Excerpts from an interface dataset
• • •
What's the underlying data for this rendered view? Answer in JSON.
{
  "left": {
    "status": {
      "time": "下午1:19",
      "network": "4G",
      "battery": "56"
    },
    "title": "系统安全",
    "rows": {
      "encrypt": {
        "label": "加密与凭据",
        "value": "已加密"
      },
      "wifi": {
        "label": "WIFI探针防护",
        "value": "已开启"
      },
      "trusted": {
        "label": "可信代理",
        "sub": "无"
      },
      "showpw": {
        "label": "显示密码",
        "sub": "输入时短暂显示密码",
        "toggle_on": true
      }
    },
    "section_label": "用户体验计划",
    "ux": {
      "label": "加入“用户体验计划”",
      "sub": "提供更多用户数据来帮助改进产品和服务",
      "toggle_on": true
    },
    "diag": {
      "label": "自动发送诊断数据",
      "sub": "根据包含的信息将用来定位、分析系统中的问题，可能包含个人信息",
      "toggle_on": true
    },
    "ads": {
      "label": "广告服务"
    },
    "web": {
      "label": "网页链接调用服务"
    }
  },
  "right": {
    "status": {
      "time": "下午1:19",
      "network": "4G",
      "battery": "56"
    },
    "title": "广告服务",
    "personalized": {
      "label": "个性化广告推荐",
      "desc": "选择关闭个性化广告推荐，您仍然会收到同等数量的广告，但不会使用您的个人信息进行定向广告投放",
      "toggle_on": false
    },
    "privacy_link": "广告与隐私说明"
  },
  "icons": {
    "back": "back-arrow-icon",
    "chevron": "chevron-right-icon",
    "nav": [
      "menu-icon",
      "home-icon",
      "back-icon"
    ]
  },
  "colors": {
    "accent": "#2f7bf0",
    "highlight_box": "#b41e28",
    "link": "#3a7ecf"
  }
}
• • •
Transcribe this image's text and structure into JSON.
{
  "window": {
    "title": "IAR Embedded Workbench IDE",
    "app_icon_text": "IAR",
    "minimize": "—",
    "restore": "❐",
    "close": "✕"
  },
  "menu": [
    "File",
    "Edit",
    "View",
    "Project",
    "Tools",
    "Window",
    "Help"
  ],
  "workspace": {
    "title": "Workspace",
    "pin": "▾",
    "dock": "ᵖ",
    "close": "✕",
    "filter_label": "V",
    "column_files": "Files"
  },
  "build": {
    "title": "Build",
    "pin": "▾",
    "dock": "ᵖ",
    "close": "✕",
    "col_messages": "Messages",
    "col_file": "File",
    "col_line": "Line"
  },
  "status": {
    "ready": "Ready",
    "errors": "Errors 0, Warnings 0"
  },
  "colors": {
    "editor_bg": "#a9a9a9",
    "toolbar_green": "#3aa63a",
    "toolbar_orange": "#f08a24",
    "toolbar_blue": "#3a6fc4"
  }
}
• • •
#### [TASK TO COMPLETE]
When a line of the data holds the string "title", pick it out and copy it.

#### [TASK RESPONSE]
    "title": "系统安全",
    "title": "广告服务",
    "title": "IAR Embedded Workbench IDE",
    "title": "Workspace",
    "title": "Build",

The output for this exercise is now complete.